***** MATERIAL PROVIDED *****

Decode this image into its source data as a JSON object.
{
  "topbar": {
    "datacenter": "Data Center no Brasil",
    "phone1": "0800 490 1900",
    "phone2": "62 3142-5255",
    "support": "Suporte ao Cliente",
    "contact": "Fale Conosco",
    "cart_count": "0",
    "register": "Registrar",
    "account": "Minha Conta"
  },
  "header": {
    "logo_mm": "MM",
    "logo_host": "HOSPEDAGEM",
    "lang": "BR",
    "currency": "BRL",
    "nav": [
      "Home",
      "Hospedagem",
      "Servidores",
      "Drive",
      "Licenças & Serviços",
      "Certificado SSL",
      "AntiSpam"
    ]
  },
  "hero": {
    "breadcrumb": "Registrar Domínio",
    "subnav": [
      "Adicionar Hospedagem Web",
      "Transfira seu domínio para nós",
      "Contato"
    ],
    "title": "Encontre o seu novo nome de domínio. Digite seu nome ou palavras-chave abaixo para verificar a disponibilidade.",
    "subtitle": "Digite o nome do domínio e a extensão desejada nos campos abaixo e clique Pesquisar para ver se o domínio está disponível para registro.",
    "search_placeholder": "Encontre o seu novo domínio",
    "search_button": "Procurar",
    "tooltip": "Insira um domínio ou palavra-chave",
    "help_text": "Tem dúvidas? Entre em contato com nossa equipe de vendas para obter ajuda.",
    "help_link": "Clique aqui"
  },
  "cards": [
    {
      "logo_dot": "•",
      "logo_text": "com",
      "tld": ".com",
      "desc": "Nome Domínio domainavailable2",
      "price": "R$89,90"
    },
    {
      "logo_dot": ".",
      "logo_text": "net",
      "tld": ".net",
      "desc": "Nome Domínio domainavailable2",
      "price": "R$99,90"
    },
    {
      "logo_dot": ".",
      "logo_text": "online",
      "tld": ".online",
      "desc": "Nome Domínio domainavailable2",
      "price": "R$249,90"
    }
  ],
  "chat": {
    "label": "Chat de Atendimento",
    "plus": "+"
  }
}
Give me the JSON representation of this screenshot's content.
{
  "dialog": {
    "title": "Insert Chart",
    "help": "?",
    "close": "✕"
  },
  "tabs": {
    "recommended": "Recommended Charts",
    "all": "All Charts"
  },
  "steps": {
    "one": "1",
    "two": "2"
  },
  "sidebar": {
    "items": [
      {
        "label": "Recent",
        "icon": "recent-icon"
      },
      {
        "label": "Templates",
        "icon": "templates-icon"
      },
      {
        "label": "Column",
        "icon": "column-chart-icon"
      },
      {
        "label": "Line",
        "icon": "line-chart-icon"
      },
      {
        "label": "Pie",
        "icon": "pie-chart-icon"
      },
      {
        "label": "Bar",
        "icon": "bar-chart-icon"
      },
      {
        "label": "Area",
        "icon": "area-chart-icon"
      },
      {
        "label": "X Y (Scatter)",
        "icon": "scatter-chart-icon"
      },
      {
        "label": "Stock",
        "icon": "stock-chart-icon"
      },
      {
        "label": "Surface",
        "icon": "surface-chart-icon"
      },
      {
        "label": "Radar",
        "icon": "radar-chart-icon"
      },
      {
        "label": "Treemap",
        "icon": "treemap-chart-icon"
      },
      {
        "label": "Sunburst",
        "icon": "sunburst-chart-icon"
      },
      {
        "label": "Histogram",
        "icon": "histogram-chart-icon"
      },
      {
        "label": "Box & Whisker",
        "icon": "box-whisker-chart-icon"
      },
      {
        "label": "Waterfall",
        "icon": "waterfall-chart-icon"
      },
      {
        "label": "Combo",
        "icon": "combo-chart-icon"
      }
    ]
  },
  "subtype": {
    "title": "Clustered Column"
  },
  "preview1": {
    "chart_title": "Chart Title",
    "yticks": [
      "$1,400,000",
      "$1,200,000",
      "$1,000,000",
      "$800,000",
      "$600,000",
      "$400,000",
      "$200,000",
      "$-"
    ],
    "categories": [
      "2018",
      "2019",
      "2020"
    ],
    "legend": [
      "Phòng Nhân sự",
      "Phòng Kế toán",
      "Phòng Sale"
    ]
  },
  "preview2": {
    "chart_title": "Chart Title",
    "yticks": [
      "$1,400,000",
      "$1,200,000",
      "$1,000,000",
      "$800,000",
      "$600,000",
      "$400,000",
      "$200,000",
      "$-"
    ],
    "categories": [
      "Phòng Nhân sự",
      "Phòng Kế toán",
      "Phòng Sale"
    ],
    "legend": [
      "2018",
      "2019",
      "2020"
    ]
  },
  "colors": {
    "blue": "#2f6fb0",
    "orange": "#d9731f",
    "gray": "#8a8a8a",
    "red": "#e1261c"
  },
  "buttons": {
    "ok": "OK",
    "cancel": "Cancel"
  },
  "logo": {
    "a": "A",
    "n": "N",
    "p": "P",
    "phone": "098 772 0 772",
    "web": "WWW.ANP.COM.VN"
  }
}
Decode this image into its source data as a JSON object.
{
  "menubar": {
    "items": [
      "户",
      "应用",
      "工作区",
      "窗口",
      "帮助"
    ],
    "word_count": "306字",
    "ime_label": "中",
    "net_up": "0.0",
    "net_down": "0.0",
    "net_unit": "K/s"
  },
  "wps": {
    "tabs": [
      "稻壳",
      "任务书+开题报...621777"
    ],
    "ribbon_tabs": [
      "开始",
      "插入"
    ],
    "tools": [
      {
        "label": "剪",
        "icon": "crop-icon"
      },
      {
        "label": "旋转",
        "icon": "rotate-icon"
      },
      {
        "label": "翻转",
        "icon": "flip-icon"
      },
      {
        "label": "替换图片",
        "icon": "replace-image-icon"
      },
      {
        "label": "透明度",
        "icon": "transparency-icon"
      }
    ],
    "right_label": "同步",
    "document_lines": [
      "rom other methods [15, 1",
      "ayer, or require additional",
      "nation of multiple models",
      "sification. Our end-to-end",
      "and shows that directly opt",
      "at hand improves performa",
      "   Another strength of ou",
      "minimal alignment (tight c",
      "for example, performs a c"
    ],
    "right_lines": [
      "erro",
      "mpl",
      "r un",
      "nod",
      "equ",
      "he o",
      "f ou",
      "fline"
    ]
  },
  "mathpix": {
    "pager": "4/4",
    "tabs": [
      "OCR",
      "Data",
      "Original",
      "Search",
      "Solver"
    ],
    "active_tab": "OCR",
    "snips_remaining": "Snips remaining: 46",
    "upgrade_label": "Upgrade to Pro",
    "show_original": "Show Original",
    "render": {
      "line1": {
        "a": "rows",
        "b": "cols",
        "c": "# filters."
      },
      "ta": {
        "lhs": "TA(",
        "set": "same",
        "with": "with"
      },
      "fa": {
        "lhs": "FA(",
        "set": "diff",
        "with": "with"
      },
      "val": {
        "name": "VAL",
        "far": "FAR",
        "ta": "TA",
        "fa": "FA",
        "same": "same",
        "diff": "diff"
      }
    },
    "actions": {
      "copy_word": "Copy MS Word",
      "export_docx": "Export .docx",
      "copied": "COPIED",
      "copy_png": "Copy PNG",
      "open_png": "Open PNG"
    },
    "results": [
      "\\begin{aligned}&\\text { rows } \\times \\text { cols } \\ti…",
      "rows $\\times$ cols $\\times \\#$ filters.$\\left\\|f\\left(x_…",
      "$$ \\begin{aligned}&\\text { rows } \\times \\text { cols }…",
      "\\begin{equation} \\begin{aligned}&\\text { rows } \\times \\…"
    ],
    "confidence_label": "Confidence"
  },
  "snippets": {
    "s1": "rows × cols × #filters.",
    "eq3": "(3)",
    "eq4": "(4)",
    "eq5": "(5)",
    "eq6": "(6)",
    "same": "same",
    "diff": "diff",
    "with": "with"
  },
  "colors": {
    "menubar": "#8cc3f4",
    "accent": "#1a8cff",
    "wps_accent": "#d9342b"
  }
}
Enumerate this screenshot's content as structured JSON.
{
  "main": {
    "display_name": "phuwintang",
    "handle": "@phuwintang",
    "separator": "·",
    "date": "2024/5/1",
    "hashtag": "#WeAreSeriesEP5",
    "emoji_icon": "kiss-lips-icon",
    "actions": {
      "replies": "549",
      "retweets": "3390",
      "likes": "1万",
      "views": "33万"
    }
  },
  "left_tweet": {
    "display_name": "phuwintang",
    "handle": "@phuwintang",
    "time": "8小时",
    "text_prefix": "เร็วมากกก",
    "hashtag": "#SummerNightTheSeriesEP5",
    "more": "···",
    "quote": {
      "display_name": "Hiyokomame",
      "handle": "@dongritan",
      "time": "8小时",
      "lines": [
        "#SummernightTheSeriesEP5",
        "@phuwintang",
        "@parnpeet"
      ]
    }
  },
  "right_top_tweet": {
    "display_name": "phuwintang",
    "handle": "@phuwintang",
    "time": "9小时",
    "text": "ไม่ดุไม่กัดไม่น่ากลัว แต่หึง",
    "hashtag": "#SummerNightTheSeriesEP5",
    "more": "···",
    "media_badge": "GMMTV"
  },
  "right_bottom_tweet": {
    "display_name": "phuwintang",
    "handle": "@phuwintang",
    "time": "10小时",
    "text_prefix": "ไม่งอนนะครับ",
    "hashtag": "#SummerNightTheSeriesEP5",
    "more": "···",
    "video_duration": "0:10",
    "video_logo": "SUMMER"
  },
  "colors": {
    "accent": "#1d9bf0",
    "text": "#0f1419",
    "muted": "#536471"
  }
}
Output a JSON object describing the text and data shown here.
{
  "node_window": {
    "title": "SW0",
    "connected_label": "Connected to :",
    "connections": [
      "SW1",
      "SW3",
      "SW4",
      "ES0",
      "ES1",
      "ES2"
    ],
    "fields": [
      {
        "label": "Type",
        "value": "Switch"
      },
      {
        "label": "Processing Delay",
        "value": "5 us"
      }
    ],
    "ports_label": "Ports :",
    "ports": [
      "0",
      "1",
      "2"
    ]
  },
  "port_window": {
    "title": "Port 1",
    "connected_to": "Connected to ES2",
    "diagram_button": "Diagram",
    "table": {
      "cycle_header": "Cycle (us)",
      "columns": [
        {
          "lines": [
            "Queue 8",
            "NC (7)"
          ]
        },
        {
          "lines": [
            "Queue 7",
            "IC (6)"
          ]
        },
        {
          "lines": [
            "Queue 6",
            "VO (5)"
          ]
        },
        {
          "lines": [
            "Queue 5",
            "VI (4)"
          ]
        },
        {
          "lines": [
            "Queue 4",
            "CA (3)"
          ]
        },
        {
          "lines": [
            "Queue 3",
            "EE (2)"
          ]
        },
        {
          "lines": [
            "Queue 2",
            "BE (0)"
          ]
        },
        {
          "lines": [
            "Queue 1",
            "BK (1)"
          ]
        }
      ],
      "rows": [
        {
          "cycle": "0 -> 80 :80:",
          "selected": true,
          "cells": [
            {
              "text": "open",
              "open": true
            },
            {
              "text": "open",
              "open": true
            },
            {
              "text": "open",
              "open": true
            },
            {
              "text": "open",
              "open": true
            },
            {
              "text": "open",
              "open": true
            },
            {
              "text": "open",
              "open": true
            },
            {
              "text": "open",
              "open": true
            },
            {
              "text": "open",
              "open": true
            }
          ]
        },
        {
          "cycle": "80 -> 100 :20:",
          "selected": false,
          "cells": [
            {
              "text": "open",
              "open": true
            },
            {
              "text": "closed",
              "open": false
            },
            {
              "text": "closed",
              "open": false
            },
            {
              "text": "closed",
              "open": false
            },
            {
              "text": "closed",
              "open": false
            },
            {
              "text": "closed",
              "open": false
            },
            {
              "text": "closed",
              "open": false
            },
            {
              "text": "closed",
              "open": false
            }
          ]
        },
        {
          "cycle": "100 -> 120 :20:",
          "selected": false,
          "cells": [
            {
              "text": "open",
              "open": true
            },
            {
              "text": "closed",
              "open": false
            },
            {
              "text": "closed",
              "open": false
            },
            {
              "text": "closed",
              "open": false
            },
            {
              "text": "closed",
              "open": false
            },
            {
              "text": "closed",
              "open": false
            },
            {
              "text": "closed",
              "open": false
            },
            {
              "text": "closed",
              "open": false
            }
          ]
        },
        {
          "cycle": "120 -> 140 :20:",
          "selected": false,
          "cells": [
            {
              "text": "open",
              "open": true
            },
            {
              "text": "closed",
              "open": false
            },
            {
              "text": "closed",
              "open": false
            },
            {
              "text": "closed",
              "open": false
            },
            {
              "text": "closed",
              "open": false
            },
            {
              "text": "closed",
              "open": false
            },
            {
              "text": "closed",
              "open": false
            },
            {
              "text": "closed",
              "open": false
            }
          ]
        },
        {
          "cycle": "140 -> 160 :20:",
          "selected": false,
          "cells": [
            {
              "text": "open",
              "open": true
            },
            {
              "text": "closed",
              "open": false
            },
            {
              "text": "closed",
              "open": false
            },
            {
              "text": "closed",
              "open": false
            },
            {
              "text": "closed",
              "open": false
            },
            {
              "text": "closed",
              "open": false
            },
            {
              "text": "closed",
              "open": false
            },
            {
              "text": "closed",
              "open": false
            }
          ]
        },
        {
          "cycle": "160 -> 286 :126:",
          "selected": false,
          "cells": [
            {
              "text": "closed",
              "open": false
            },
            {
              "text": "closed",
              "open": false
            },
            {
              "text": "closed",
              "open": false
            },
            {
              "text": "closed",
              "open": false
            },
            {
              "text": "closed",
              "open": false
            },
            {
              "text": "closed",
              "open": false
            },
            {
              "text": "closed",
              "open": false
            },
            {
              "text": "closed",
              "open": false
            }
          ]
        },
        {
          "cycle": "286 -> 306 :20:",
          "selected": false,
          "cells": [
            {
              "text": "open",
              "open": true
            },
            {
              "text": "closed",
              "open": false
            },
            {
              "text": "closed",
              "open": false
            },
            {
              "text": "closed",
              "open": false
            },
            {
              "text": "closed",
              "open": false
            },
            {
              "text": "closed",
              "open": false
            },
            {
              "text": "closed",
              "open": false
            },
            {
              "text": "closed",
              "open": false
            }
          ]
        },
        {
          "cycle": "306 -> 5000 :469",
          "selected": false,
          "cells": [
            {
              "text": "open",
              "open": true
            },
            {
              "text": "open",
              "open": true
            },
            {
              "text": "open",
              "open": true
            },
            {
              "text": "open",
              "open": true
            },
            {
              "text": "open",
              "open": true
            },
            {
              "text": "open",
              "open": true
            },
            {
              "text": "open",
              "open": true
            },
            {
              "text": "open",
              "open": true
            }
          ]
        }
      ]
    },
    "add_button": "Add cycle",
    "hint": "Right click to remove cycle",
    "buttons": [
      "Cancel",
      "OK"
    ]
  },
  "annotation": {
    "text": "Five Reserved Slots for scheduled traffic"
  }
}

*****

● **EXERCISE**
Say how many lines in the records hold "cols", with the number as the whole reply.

● **WRITTEN REPLY**
5